The European Union is sometimes described as a super-state. It is often compared, with the U.S., to Canada or even Australia. Is the European Union beneficial to Europe? The European Union has one of the most stable economies in the world, yet there are many complaints that it is not keeping to its word and has not lived up to what was promised in the Maastricht Report. This can be attributed to the fact that, after the euphoria wore off, Europeans were disappointed that the Union’s promise of increased economic growth did not materialize.
It should be noted, though, that the European Union is not a perfect institution by any stretch of the imagination. No government can promise absolute prosperity. It can only promise prosperity on a condition that the laws, rules and principles of the EU are complied with. If those rules and principles are not observed, then the EU is guilty of failure, just like every other government-sponsored organization. This makes the EU no more than a political vehicle that some nations use to gain global popularity and increase their influence around the world.
So, is the EU itself successful? On the positive side, the EU has played an important role in world affairs. The Union’s decision-making process is generally followed by parleying between member countries so there are checks and balances in place. There is also a system of taxation which ensures that the European Union is able to deliver high levels of output while at the same time reaping the appropriate amount of taxation from its citizens. Finally, the Union has the backing of most leading governments worldwide which, collectively, ensure that it is able to protect its values and maintain the integrity of the Treaties.

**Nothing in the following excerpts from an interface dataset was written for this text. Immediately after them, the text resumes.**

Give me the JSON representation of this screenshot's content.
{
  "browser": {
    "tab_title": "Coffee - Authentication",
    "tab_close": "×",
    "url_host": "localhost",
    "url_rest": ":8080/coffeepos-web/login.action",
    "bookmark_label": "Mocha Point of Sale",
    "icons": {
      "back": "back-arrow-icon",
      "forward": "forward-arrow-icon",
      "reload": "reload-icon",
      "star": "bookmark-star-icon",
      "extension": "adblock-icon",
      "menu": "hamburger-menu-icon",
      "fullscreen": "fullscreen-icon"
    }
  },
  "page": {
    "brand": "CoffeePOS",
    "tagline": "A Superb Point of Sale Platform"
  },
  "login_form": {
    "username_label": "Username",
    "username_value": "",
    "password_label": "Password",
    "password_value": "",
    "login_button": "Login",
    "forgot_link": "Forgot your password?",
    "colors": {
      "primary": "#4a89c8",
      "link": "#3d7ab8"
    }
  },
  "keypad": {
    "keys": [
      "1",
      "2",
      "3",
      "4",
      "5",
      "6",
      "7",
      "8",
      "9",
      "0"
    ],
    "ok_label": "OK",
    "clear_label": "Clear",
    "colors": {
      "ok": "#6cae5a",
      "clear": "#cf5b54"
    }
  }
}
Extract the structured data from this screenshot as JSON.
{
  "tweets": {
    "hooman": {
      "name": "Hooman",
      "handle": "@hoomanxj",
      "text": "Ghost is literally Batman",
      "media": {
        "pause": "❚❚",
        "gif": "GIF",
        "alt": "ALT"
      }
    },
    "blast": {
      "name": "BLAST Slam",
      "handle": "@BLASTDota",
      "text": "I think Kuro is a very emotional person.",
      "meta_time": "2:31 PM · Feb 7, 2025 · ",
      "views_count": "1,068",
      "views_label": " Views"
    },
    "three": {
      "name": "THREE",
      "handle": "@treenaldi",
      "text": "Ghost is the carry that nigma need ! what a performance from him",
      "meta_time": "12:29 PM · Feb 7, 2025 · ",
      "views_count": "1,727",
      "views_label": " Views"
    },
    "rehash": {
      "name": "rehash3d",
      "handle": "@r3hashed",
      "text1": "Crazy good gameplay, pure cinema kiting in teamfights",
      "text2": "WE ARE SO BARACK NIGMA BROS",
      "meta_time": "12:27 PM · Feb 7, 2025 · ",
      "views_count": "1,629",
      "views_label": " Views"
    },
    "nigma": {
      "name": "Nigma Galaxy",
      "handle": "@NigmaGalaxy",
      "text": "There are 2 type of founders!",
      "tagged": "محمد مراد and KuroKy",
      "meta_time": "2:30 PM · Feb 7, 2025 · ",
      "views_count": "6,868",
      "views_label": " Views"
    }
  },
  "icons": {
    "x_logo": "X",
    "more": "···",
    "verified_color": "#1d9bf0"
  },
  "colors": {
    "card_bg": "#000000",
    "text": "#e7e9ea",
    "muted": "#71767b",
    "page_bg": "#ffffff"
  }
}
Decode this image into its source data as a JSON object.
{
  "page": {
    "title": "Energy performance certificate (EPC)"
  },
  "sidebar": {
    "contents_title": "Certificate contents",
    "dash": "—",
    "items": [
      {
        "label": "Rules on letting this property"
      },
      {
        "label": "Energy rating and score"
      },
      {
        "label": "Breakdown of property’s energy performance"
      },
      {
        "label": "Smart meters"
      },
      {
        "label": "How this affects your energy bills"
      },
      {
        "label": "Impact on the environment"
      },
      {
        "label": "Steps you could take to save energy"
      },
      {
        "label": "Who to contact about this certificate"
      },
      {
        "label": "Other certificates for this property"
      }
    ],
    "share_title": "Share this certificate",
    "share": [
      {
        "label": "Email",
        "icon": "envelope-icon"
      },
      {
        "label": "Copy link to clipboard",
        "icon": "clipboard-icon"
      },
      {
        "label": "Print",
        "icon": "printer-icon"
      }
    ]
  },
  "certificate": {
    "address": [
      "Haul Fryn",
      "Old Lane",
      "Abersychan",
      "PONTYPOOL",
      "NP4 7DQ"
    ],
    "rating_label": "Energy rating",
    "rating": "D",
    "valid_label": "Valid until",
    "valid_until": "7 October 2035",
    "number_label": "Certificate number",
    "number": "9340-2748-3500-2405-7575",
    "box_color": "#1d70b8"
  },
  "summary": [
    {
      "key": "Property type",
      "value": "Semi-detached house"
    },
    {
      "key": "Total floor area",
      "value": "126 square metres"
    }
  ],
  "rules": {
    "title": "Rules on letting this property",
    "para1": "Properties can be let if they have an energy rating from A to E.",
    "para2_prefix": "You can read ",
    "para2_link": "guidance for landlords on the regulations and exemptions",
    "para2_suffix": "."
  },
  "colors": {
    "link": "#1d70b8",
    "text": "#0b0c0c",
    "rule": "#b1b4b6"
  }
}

However, is the EU itself successful? Eurozone countries have an interest in the EU not only because they would gain a favorable gain in trading partners, but they also have an interest in preserving the integrity of the Single Market. Each country benefits in the Single Market with low-importing nations gaining the most while other countries, which are better off in terms of economic development, benefit through increased exports. The Euro as a monetary unit has facilitated this process as well, but the impact has been lessened due to the presence of other currencies. In the end, the Single Market continues to be affected by inter-country competition and the Eurozone as a monetary union will continue to lose ground to developing nations.
Is the EU beneficial to the EU’s single currency holders? In general, the Euro remains to be the most valuable currency pair in the world today. While other currencies may become more valuable over time, the Euro is stable and thus, most traders prefer the Euro as a main currency pair. However, as forex trading continues to develop, investors may shift their attention towards other currencies. Thus, the stability of the Euro will become a question which will surface at some point.
Is the Euro beneficial to a country in transition? Although growth is possible in any country, a country that experiences significant political or economic turmoil will most likely experience slower economic growth. Trans-Saharan Africa is an example of this phenomenon. Most nations have experienced rapid economic growth in the past, but some have struggled with security issues, corruption, and other problems.
Is the Euro beneficial to an investor who wants to speculate on emerging European countries? Although a lot of technical analysis exists on how a currency can fluctuate in relation to other currencies, there is no known way to predict where it will go next. This is why investing in emerging European countries, like the United Kingdom, or the Netherlands, is highly beneficial to an investor. Both of these countries enjoy great economic strength and a stable government that do not change quickly.
Is the Euro harmful to a country’s economy? When looking at the long-term impact of the Euro, it is hard to see a negative aspect to this currency. Economists around the world believe that it will help all European countries economically as long as the Euro is allowed to float freely in international markets. If a country’s monetary policy is controlled by a country that does not enjoy sufficient political stability or the ability to make high interest rates, then it could do more harm than good to an economy. If investors trust the European Union’s ability to maintain its position as a world leader, then the Euro might be beneficial to a certain extent.